1 A premium represents the excess return that securities with particular characteristics have historically generated. The chart above shows historical geometric mean performance for different groupings of stocks within the broad equity universe. This universe, or market, includes stocks listed on the NYSE, AMEX, and NASDAQ exchanges. The research does not portray results of indexes. In order to assess returns of stocks with different characteristics, researchers Eugene Fama and Kenneth French grouped stocks according to size, relative price, and profitability. For groupings based on company size, stocks were ranked by market capitalization, where small cap represents stocks of companies in the bottom 30% of the universe and large cap represents stocks of companies in the top 30% of the universe. For groupings based on relative price, stocks were ranked by book-to-market equity ratios, where value represents stocks of companies in the top 30% of the universe and growth represents stocks of companies in the bottom 30% of the universe. For groupings based on profitability, stocks were ranked by operating profitability (annual revenues minus the cost of goods sold, interest expense, and selling, general, and administrative expenses, divided by book equity), where high profitability represents stocks of companies in the top 30% of the universe and low profitability represents stocks of companies in the bottom 30% of the universe. Drs. Fama and French are members of the Board of Directors of the general partner and provide consulting services to Dimensional Fund Advisors LP. Diversification does not guarantee a profit or eliminate the risk of a loss. Selection of other periods may produce different results, including losses. Past performance does not guarantee future results.

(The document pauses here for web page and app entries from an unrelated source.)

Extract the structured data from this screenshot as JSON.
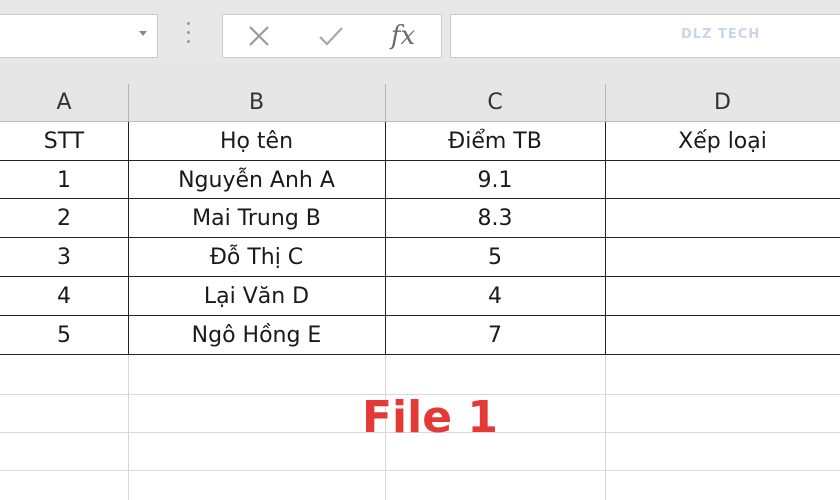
{
  "formula_bar": {
    "name_box_value": "",
    "cancel_icon": "close-icon",
    "enter_icon": "check-icon",
    "fx_label": "fx",
    "formula_value": "",
    "watermark": "DLZ TECH"
  },
  "sheet": {
    "columns": [
      "A",
      "B",
      "C",
      "D"
    ],
    "header_row": [
      "STT",
      "Họ tên",
      "Điểm TB",
      "Xếp loại"
    ],
    "rows": [
      [
        "1",
        "Nguyễn Anh A",
        "9.1",
        ""
      ],
      [
        "2",
        "Mai Trung B",
        "8.3",
        ""
      ],
      [
        "3",
        "Đỗ Thị C",
        "5",
        ""
      ],
      [
        "4",
        "Lại Văn D",
        "4",
        ""
      ],
      [
        "5",
        "Ngô Hồng E",
        "7",
        ""
      ]
    ]
  },
  "caption": "File 1",
  "colors": {
    "caption": "#e53935",
    "header_bg": "#e6e6e6",
    "toolbar_bg": "#e8e8e8"
  }
}
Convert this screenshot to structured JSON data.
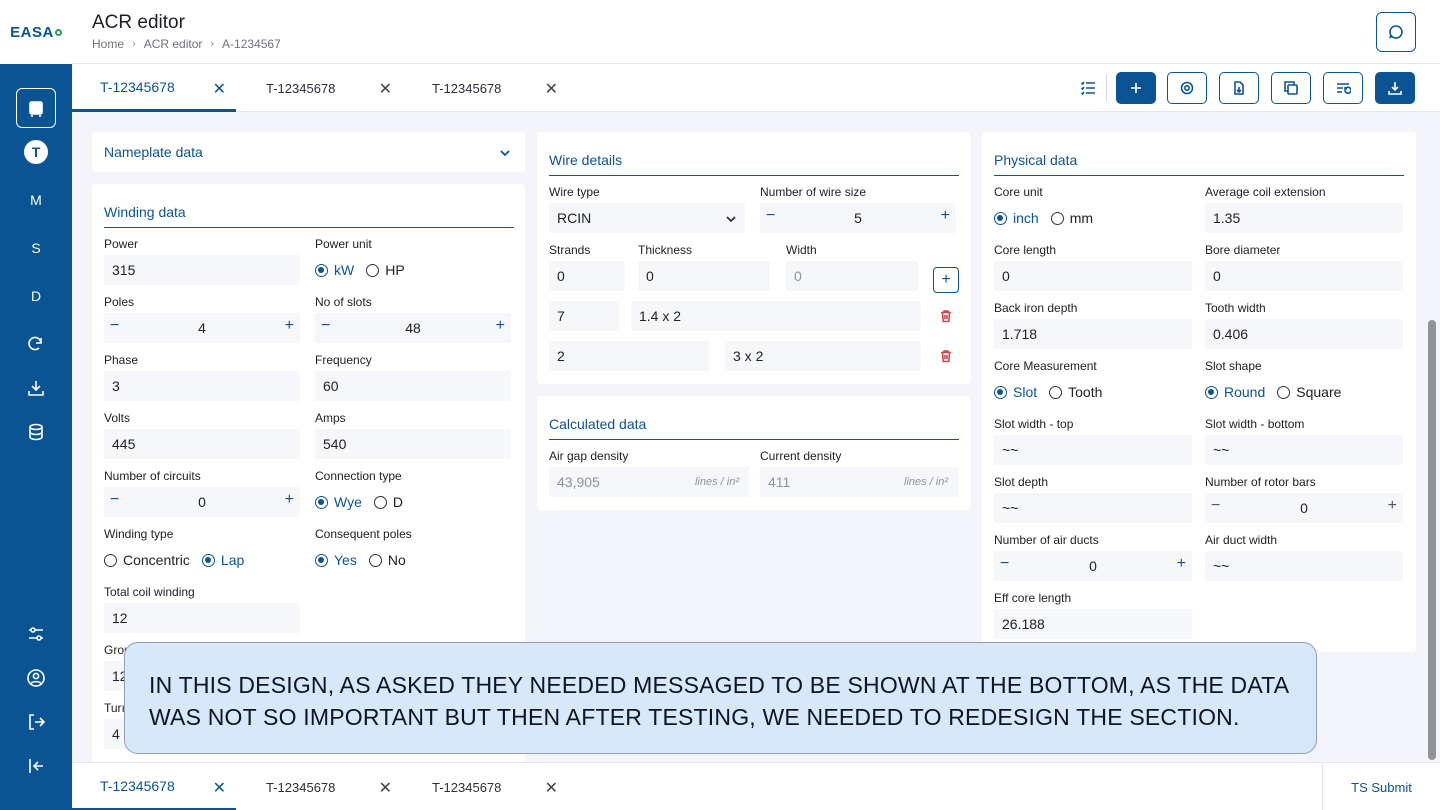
{
  "brand": {
    "logo_text": "EASA"
  },
  "sidebar": {
    "items": [
      {
        "name": "editor",
        "label": "",
        "active": true
      },
      {
        "name": "T",
        "label": "T"
      },
      {
        "name": "M",
        "label": "M"
      },
      {
        "name": "S",
        "label": "S"
      },
      {
        "name": "D",
        "label": "D"
      }
    ]
  },
  "header": {
    "title": "ACR editor",
    "breadcrumb": [
      "Home",
      "ACR editor",
      "A-1234567"
    ]
  },
  "tabs": [
    {
      "label": "T-12345678",
      "active": true
    },
    {
      "label": "T-12345678",
      "active": false
    },
    {
      "label": "T-12345678",
      "active": false
    }
  ],
  "bottom_tabs": [
    {
      "label": "T-12345678",
      "active": true
    },
    {
      "label": "T-12345678",
      "active": false
    },
    {
      "label": "T-12345678",
      "active": false
    }
  ],
  "bottom_bar": {
    "submit_label": "TS Submit"
  },
  "nameplate": {
    "title": "Nameplate data"
  },
  "winding": {
    "title": "Winding data",
    "power_label": "Power",
    "power_value": "315",
    "power_unit_label": "Power unit",
    "power_unit_options": [
      "kW",
      "HP"
    ],
    "poles_label": "Poles",
    "poles_value": "4",
    "slots_label": "No of slots",
    "slots_value": "48",
    "phase_label": "Phase",
    "phase_value": "3",
    "frequency_label": "Frequency",
    "frequency_value": "60",
    "volts_label": "Volts",
    "volts_value": "445",
    "amps_label": "Amps",
    "amps_value": "540",
    "circuits_label": "Number of circuits",
    "circuits_value": "0",
    "connection_label": "Connection type",
    "connection_options": [
      "Wye",
      "D"
    ],
    "winding_type_label": "Winding type",
    "winding_type_options": [
      "Concentric",
      "Lap"
    ],
    "consequent_label": "Consequent poles",
    "consequent_options": [
      "Yes",
      "No"
    ],
    "total_coil_label": "Total coil winding",
    "total_coil_value": "12",
    "group_label": "Grou",
    "group_value": "12",
    "turns_label": "Turı",
    "turns_value": "4"
  },
  "wire": {
    "title": "Wire details",
    "wire_type_label": "Wire type",
    "wire_type_value": "RCIN",
    "wire_size_label": "Number of wire size",
    "wire_size_value": "5",
    "strands_label": "Strands",
    "thickness_label": "Thickness",
    "width_label": "Width",
    "new_strands": "0",
    "new_thickness": "0",
    "new_width": "0",
    "rows": [
      {
        "strands": "7",
        "size": "1.4 x 2"
      },
      {
        "strands": "2",
        "size": "3 x 2"
      }
    ]
  },
  "calculated": {
    "title": "Calculated data",
    "air_gap_label": "Air gap density",
    "air_gap_value": "43,905",
    "current_label": "Current density",
    "current_value": "411",
    "unit": "lines / in²"
  },
  "physical": {
    "title": "Physical data",
    "core_unit_label": "Core unit",
    "core_unit_options": [
      "inch",
      "mm"
    ],
    "avg_coil_label": "Average coil extension",
    "avg_coil_value": "1.35",
    "core_length_label": "Core length",
    "core_length_value": "0",
    "bore_label": "Bore diameter",
    "bore_value": "0",
    "back_iron_label": "Back iron depth",
    "back_iron_value": "1.718",
    "tooth_width_label": "Tooth width",
    "tooth_width_value": "0.406",
    "core_measure_label": "Core Measurement",
    "core_measure_options": [
      "Slot",
      "Tooth"
    ],
    "slot_shape_label": "Slot shape",
    "slot_shape_options": [
      "Round",
      "Square"
    ],
    "slot_top_label": "Slot width - top",
    "slot_top_value": "~~",
    "slot_bottom_label": "Slot width - bottom",
    "slot_bottom_value": "~~",
    "slot_depth_label": "Slot depth",
    "slot_depth_value": "~~",
    "rotor_bars_label": "Number of rotor bars",
    "rotor_bars_value": "0",
    "air_ducts_label": "Number of air ducts",
    "air_ducts_value": "0",
    "air_duct_width_label": "Air duct width",
    "air_duct_width_value": "~~",
    "eff_core_label": "Eff core length",
    "eff_core_value": "26.188"
  },
  "annotation": {
    "text": "IN THIS DESIGN, AS ASKED THEY NEEDED MESSAGED TO BE SHOWN AT THE BOTTOM, AS THE DATA WAS NOT SO IMPORTANT BUT THEN AFTER TESTING, WE NEEDED TO REDESIGN THE SECTION."
  },
  "colors": {
    "primary": "#0b5494",
    "danger": "#d64545",
    "background": "#f3f5fb"
  }
}
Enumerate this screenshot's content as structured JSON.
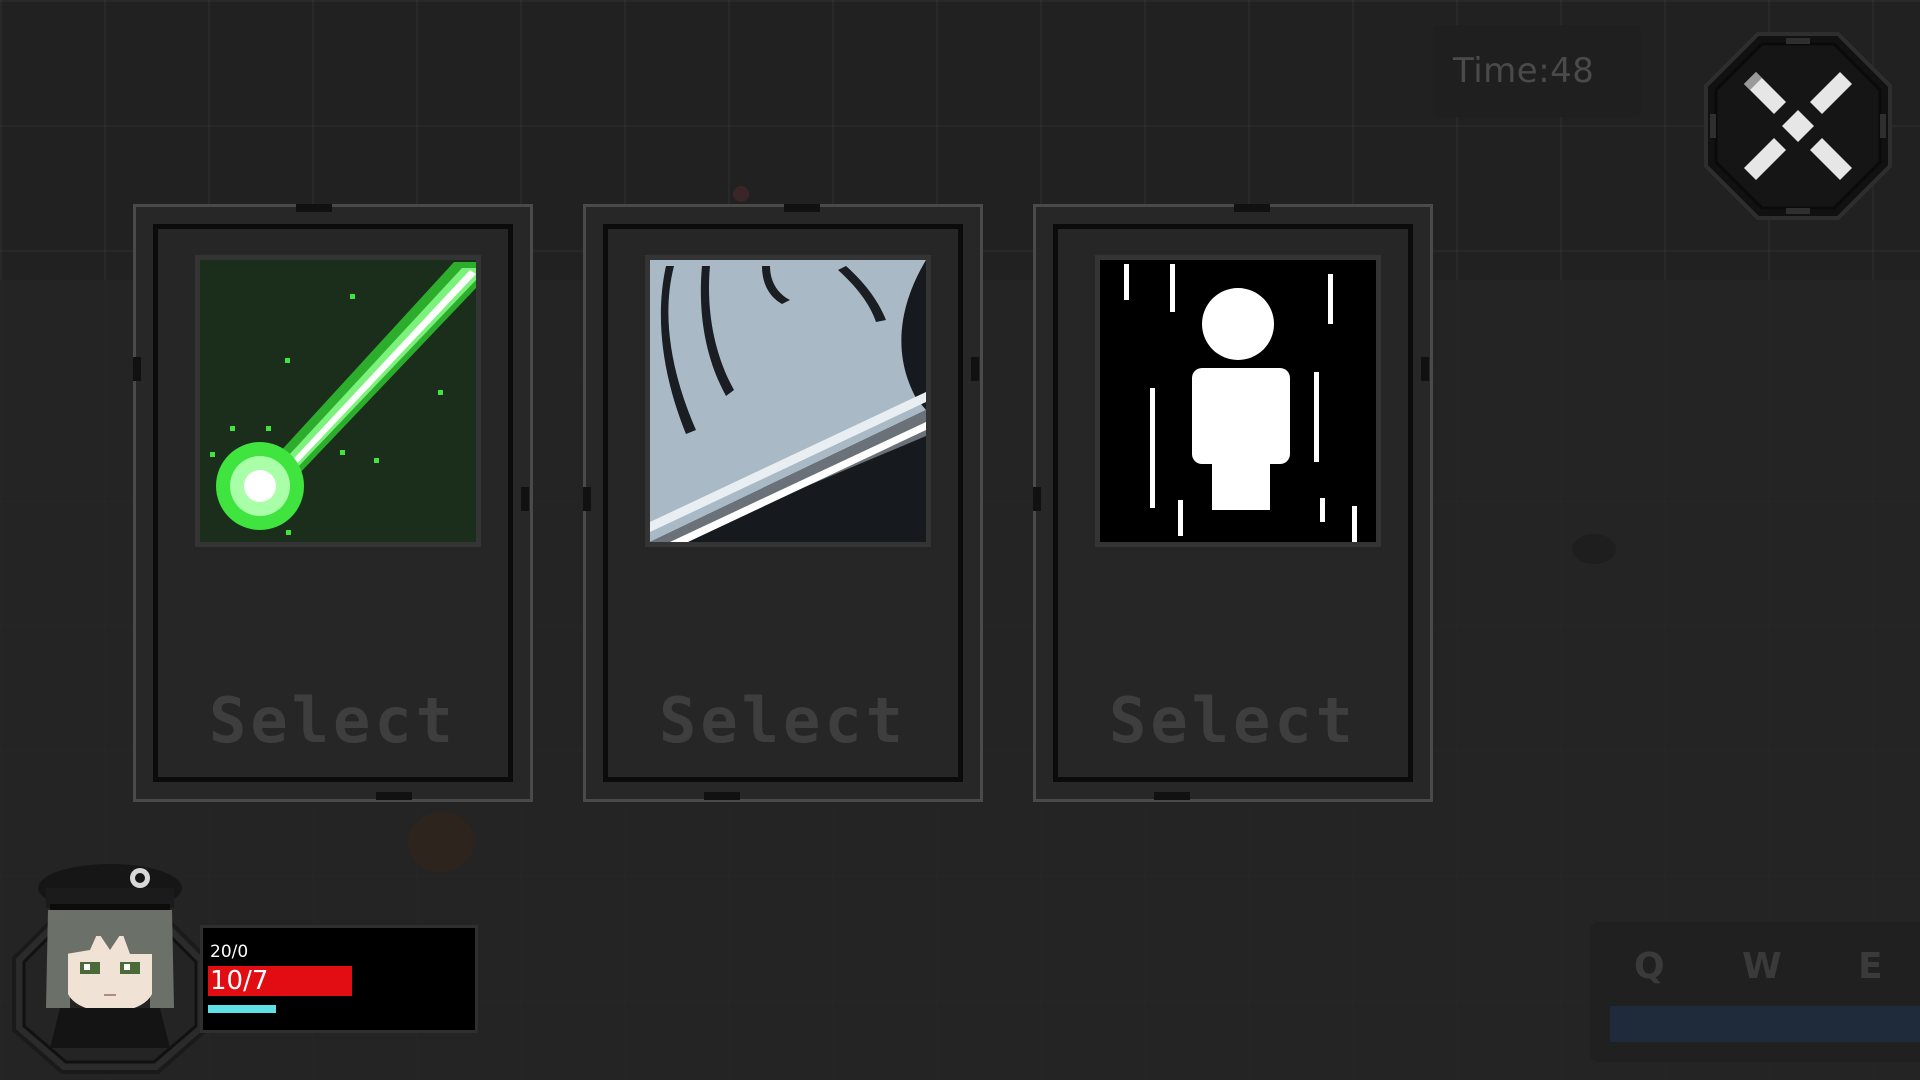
{
  "timer": {
    "label": "Time:48"
  },
  "cards": [
    {
      "art": "green-laser-beam-icon",
      "select_label": "Select",
      "accent": "#3ee83e"
    },
    {
      "art": "steel-blade-icon",
      "select_label": "Select",
      "accent": "#a9bac6"
    },
    {
      "art": "white-silhouette-figure-icon",
      "select_label": "Select",
      "accent": "#ffffff"
    }
  ],
  "player": {
    "mana_text": "20/0",
    "hp_text": "10/7",
    "hp_color": "#e10d12",
    "xp_color": "#5fe0e6"
  },
  "skills": {
    "keys": [
      "Q",
      "W",
      "E"
    ]
  }
}
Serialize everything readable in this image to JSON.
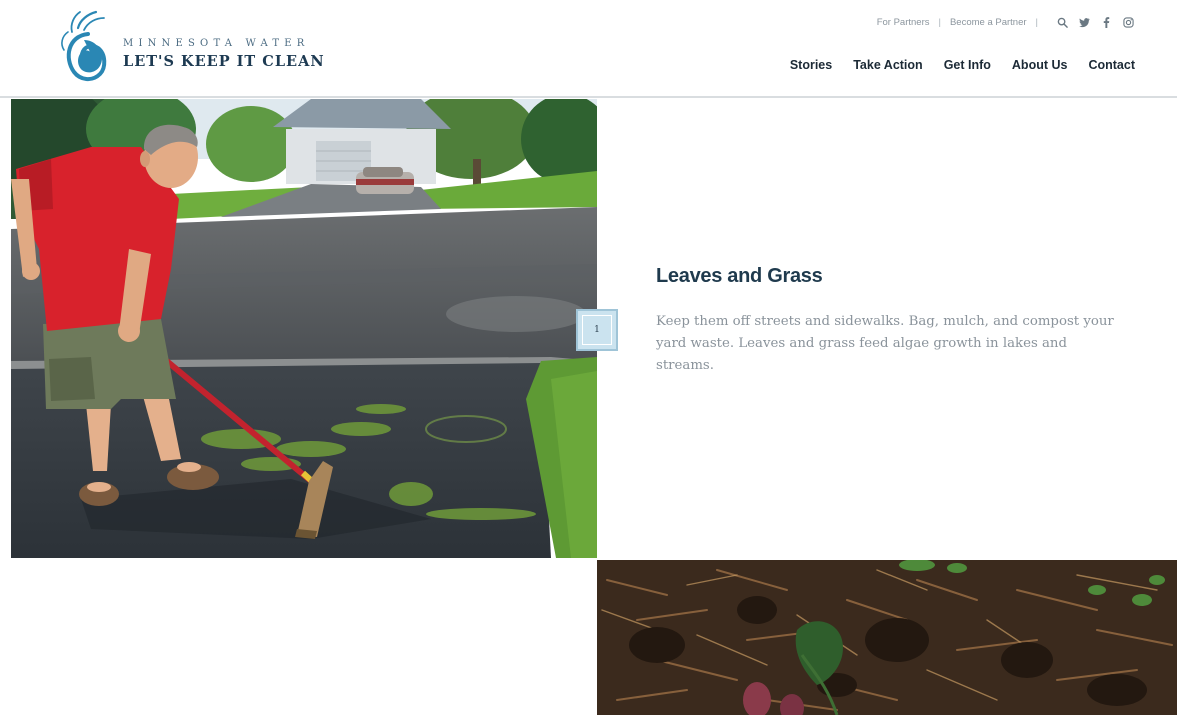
{
  "header": {
    "logo": {
      "line1": "MINNESOTA WATER",
      "line2": "LET'S KEEP IT CLEAN"
    },
    "utility": {
      "links": [
        "For Partners",
        "Become a Partner"
      ],
      "separator": "|",
      "icons": [
        "search-icon",
        "twitter-icon",
        "facebook-icon",
        "instagram-icon"
      ]
    },
    "nav": [
      "Stories",
      "Take Action",
      "Get Info",
      "About Us",
      "Contact"
    ]
  },
  "feature": {
    "title": "Leaves and Grass",
    "body": "Keep them off streets and sidewalks. Bag, mulch, and compost your yard waste. Leaves and grass feed algae growth in lakes and streams.",
    "slide_number": "1"
  },
  "colors": {
    "brand_navy": "#1f3a4d",
    "brand_blue": "#2a87b4",
    "slide_badge": "#cbe3ef",
    "body_text": "#8a939b"
  }
}
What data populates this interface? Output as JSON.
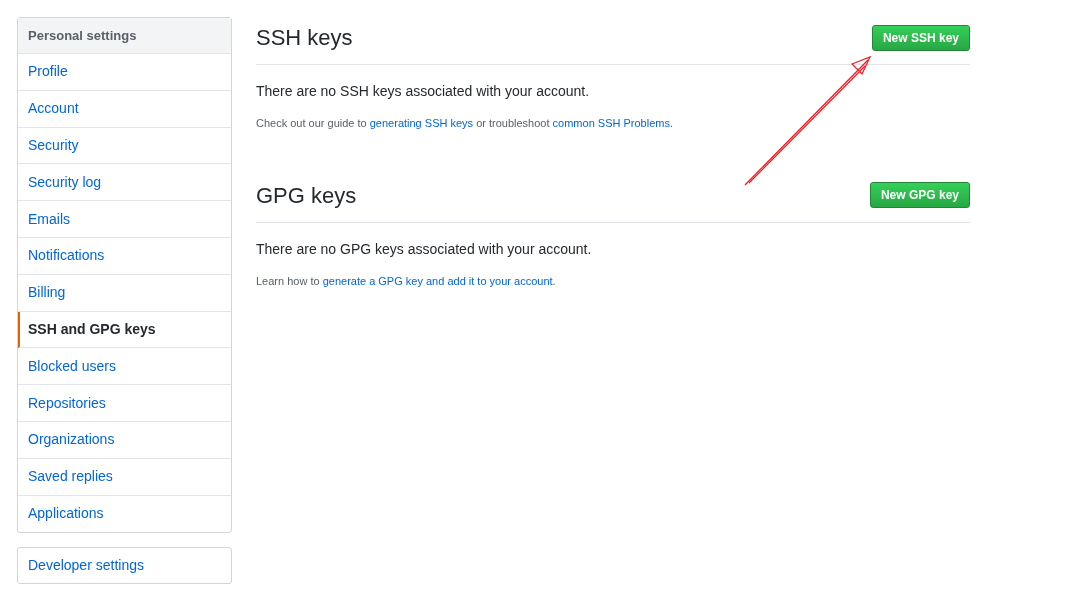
{
  "sidebar": {
    "heading": "Personal settings",
    "items": [
      {
        "label": "Profile",
        "selected": false
      },
      {
        "label": "Account",
        "selected": false
      },
      {
        "label": "Security",
        "selected": false
      },
      {
        "label": "Security log",
        "selected": false
      },
      {
        "label": "Emails",
        "selected": false
      },
      {
        "label": "Notifications",
        "selected": false
      },
      {
        "label": "Billing",
        "selected": false
      },
      {
        "label": "SSH and GPG keys",
        "selected": true
      },
      {
        "label": "Blocked users",
        "selected": false
      },
      {
        "label": "Repositories",
        "selected": false
      },
      {
        "label": "Organizations",
        "selected": false
      },
      {
        "label": "Saved replies",
        "selected": false
      },
      {
        "label": "Applications",
        "selected": false
      }
    ]
  },
  "developer_settings": "Developer settings",
  "sections": [
    {
      "title": "SSH keys",
      "button": "New SSH key",
      "message": "There are no SSH keys associated with your account.",
      "hint": [
        {
          "kind": "text",
          "text": "Check out our guide to "
        },
        {
          "kind": "link",
          "text": "generating SSH keys"
        },
        {
          "kind": "text",
          "text": " or troubleshoot "
        },
        {
          "kind": "link",
          "text": "common SSH Problems"
        },
        {
          "kind": "text",
          "text": "."
        }
      ]
    },
    {
      "title": "GPG keys",
      "button": "New GPG key",
      "message": "There are no GPG keys associated with your account.",
      "hint": [
        {
          "kind": "text",
          "text": "Learn how to "
        },
        {
          "kind": "link",
          "text": "generate a GPG key and add it to your account"
        },
        {
          "kind": "text",
          "text": "."
        }
      ]
    }
  ]
}
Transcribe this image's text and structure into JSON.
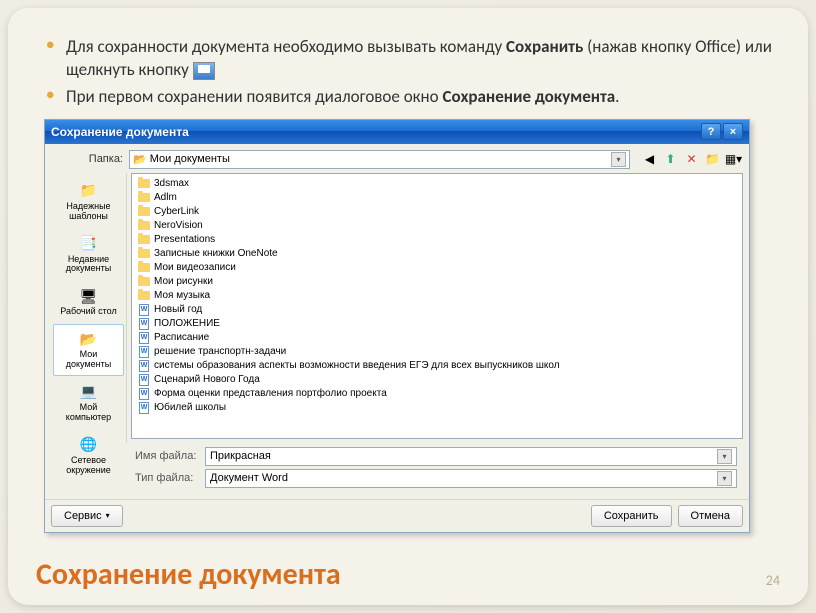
{
  "slide": {
    "bullet1_a": "Для сохранности документа необходимо вызывать команду ",
    "bullet1_b": "Сохранить",
    "bullet1_c": " (нажав кнопку Office) или щелкнуть кнопку ",
    "bullet2_a": "При первом сохранении появится диалоговое окно ",
    "bullet2_b": "Сохранение документа",
    "bullet2_c": ".",
    "title": "Сохранение документа",
    "page": "24"
  },
  "dialog": {
    "title": "Сохранение документа",
    "folder_label": "Папка:",
    "folder_value": "Мои документы",
    "filename_label": "Имя файла:",
    "filename_value": "Прикрасная",
    "filetype_label": "Тип файла:",
    "filetype_value": "Документ Word",
    "service_btn": "Сервис",
    "save_btn": "Сохранить",
    "cancel_btn": "Отмена",
    "places": [
      {
        "label": "Надежные шаблоны",
        "icon": "📁"
      },
      {
        "label": "Недавние документы",
        "icon": "📑"
      },
      {
        "label": "Рабочий стол",
        "icon": "🖥"
      },
      {
        "label": "Мои документы",
        "icon": "📂",
        "selected": true
      },
      {
        "label": "Мой компьютер",
        "icon": "💻"
      },
      {
        "label": "Сетевое окружение",
        "icon": "🌐"
      }
    ],
    "files": [
      {
        "name": "3dsmax",
        "type": "folder"
      },
      {
        "name": "Adlm",
        "type": "folder"
      },
      {
        "name": "CyberLink",
        "type": "folder"
      },
      {
        "name": "NeroVision",
        "type": "folder"
      },
      {
        "name": "Presentations",
        "type": "folder"
      },
      {
        "name": "Записные книжки OneNote",
        "type": "folder"
      },
      {
        "name": "Мои видеозаписи",
        "type": "folder"
      },
      {
        "name": "Мои рисунки",
        "type": "folder"
      },
      {
        "name": "Моя музыка",
        "type": "folder"
      },
      {
        "name": "Новый год",
        "type": "doc"
      },
      {
        "name": "ПОЛОЖЕНИЕ",
        "type": "doc"
      },
      {
        "name": "Расписание",
        "type": "doc"
      },
      {
        "name": "решение транспортн-задачи",
        "type": "doc"
      },
      {
        "name": "системы образования аспекты возможности введения ЕГЭ для всех выпускников школ",
        "type": "doc"
      },
      {
        "name": "Сценарий Нового Года",
        "type": "doc"
      },
      {
        "name": "Форма оценки представления портфолио проекта",
        "type": "doc"
      },
      {
        "name": "Юбилей школы",
        "type": "doc"
      }
    ]
  }
}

The views presented are those of the author(s) and are subject to change. There is no guarantee that any investment strategy illustrated will be successful or achieve any particular level of results. This is for informational purposes only and is not intended to be, nor shall it be interpreted or construed as, a recommendation or providing advice, impartial or otherwise, regarding any security, mutual fund, ETF, sector, or index. Investors should consult with their financial professional before making any investment decisions. Past performance does not guarantee future results.
Diversification does not guarantee a profit or eliminate the risk of a loss.
The S&P 500 Index tracks the performance of 500 of the largest publicly traded companies in the United States. The MSCI Europe, Australasia, and Far East (EAFE) Index tracks the performance of publicly traded large- and mid-cap stocks of companies in those regions. The MSCI Emerging Markets (EM) Index tracks the performance of publicly traded large- and mid-cap emerging-market stocks. The Bloomberg U.S. Aggregate Bond Index tracks the performance of U.S. investment-grade bonds in government, asset-backed, and corporate debt markets. The Cboe Volatility Index (VIX) tracks the U.S. equity market's expectation of 30-day volatility and is constructed using the implied volatilities of a wide range of S&P 500 Index options. It is not possible to invest directly in an index.